WILLISTON, N.D. – Former Kentucky man Kaz Matsubara followed up a complete career change with a move to North Dakota.
Matsubara, 63, Lexington, worked in the auto industry for a company that supplied parts to Toyota, Honda and Nissan assembly plants.
Every day, customers complained that the product was too expensive or wasn’t delivered quickly enough.
“Every day apology,” said Matsubara, a native of Japan who moved to the United States at age 22.
After retiring and losing his wife to cancer, Matsubara decided to go back to school and re-enter the workforce. But this time, he wanted a job that would bring praise rather than complaints.
“I thought I should do something people appreciate,” he said.
Matsubara went back to school and became certified as a massage therapist. He began working in his new profession in Lexington, but the slow economy there made it difficult to attract customers.
Then he watched a news story about the oil boom in Williston on the TV show “60 Minutes.”
“I thought ‘I’m a crazy guy. The city is crazy. So maybe I will have good vibrations,’” Matsubara said. “My guess was right.”
Matsubara moved to Williston in October 2011 and began working as a massage therapist almost immediately. He’s had a steady stream of customers for the past year at Jackie’s Therapeutic Massage & Day Spa in downtown Williston.
Even the slower days when he first arrived in Williston were busier than Kentucky. About half of his clients work in the oil industry and the other half are local residents.
Now instead of looking forward to the weekends, Matsubara looks forward to work on Monday mornings.
“The way they comment after a massage. Oh, it’s so great,” Matsubara said.
Matsubara purchased five acres of land about 10 minutes from downtown where he is building a house. For nearly two years, he’s been living in a camper and getting used to North Dakota winters.
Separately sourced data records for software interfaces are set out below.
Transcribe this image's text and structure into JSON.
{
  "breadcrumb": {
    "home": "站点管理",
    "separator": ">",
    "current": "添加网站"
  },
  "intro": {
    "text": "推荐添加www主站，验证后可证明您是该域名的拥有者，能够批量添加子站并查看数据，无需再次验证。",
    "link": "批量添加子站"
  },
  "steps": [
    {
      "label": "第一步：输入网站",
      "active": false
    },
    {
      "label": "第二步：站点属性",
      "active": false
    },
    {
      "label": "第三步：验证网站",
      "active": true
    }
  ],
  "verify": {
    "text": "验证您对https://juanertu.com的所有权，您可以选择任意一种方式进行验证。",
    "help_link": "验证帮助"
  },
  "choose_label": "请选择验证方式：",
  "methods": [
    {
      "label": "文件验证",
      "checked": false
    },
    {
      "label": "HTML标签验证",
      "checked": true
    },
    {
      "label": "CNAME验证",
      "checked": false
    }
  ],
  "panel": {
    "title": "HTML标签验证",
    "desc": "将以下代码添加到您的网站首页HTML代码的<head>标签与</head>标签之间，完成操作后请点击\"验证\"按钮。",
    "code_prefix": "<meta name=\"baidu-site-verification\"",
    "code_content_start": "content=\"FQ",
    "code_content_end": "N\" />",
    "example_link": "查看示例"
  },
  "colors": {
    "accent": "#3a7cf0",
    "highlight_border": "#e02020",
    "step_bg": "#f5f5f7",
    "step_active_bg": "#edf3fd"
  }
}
Matsubara expects to work in Williston for many years.
“I’m not going to retire anytime soon,” Matsubara said. “I enjoy my work.”